Slower sales during the COVID-19 outbreak have not stopped Canadians from borrowing, with the monthly gain seeing its largest April increase since 2009.
Bank of Canada data indicated that as of the end of that month, Canada’s total outstanding mortgage credit was at $1.65 trillion, up 0.60% monthly and 5.8% annually.
Real estate information portal Better Dwelling said that these results were among the strongest in several years.
“The monthly increase of 0.60% is the biggest for April since 2009. The 5.8% is the highest year-over-year growth since August 2017,” Better Dwelling said in its analysis. “Part of this is due to mortgage deferrals – over one in ten mortgages are no longer making payments.
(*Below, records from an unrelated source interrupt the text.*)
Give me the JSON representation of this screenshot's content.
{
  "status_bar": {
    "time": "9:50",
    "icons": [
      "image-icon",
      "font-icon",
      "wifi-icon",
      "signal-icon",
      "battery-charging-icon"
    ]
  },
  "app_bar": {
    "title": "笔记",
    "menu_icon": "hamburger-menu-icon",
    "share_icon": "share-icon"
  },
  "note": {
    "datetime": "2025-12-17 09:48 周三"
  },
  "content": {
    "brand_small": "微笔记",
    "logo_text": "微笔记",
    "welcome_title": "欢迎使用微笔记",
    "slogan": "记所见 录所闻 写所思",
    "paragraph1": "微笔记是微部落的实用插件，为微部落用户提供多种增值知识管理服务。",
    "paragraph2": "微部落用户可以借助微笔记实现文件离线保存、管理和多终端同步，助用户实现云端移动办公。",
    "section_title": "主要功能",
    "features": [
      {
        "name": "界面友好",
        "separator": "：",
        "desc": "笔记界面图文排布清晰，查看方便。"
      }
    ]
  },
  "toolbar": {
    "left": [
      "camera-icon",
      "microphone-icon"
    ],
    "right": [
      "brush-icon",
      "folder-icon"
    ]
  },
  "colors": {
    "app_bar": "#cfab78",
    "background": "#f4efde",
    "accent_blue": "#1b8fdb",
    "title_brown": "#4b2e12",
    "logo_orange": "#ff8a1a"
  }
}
If there’s no payments to reduce the balance, the total swells more easily.”
Figures from the central bank showed that deferrals accounted for more than 14% of the $1.24 trillion in residential mortgages that the nation’s chartered banks held as of March.
“This means many mortgages are seeing balances rise due to a lack of payment, instead of new borrowing,” Better Dwelling said.
Evan Siddall, chief executive at Canada Mortgage and Housing Corporation, said that prolonged deferrals might lead to as much as 20% of mortgages becoming delinquent by September – a prediction that has been contested by multiple industry observers.
“A team is at work within CMHC to help manage a growing debt ‘deferral cliff’ that looms in the fall, when some unemployed people will need to start paying their mortgages again,” Siddall said. “As much as one fifth of all mortgages could be in arrears if our economy has not recovered sufficiently.”